- T. Y. Low, S. van Heesch, H. van den Toorn, and et al, “Quantitative and qualitative proteome characteristics extracted from in-depth integrated genomics and proteomics analysis,” Cell Reports, vol. 5, pp. 1469–1478, 2013.
- A. F. M. Altelaar, J. Munoz, and A. J. R. Heck, “Next-generation proteomics: towards an integrative view of proteome dynamics,” Nature Reviews Genetics, vol. 14, no. 1, pp. 35–48, 2013.
- W. W. Soon, M. Hariharan, and M. P. Snyder, “High-throughput sequencing for biology and medicine,” Molecular Systems Biology, vol. 9, article 640, 2013.
- K. Ning, D. Fermin, and A. I. Nesvizhskii, “Comparative analysis of different label-free mass spectrometry based protein abundance estimates and their correlation with RNA-Seq gene expression data,” Journal of Proteome Research, vol. 11, no. 4, pp. 2261–2271, 2012.
- E. Venter, R. D. Smith, and S. H. Payne, “Proteogenomic analysis of bacteria and archaea: a 46 organism case study,” PLoS ONE, vol. 6, no. 11, Article ID e27587, 2011.
- S. Renuse, R. Chaerkady, and A. Pandey, “Proteogenomics,” Proteomics, vol. 11, no. 4, pp. 620–630, 2011.

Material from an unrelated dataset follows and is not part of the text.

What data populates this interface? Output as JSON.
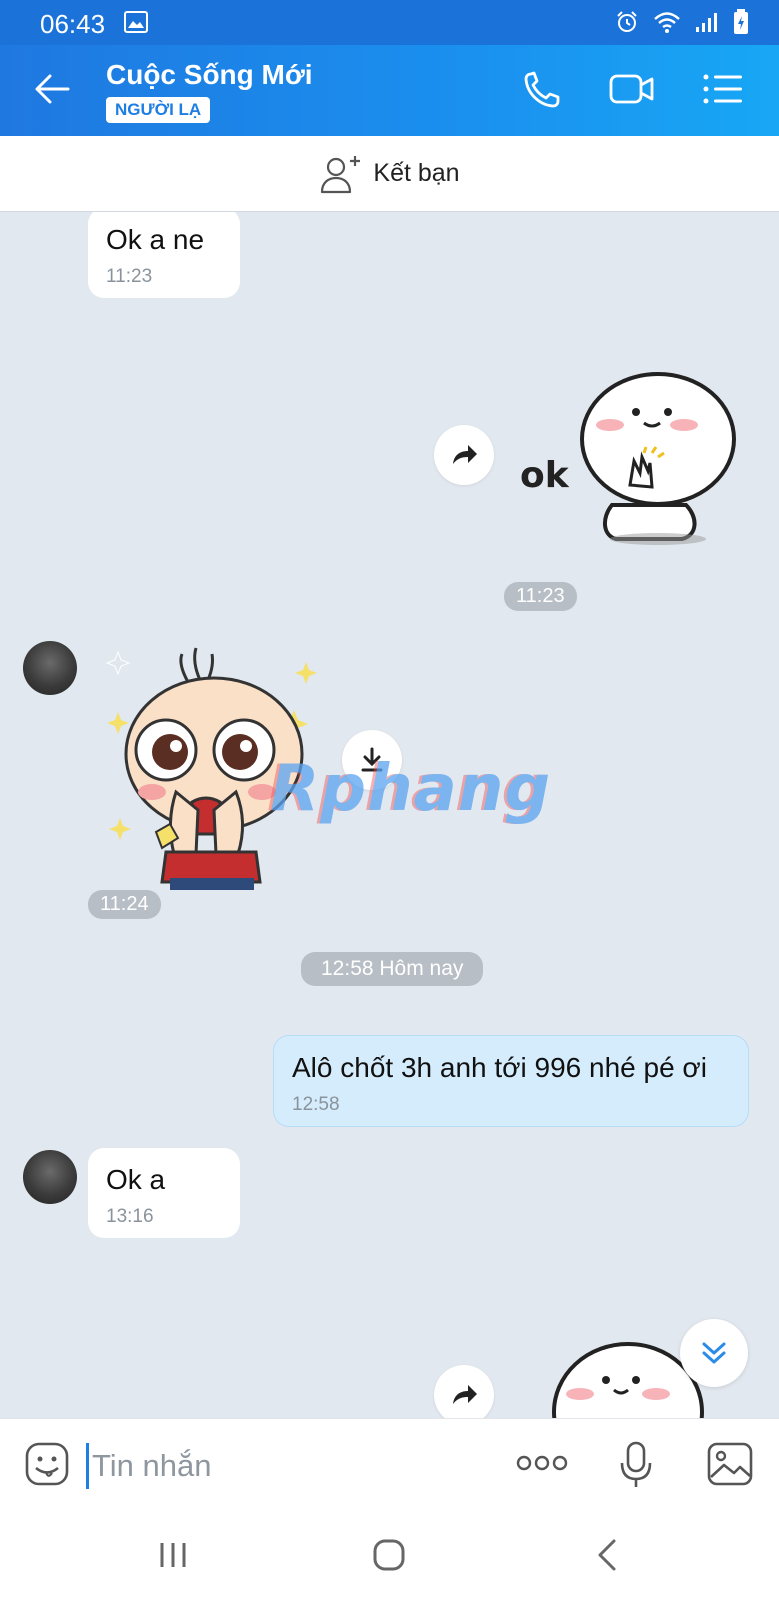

- J. Cox and M. Mann, “Quantitative, high-resolution proteomics for data-driven systems biology,” Annual Review of Biochemistry, vol. 80, pp. 273–299, 2011.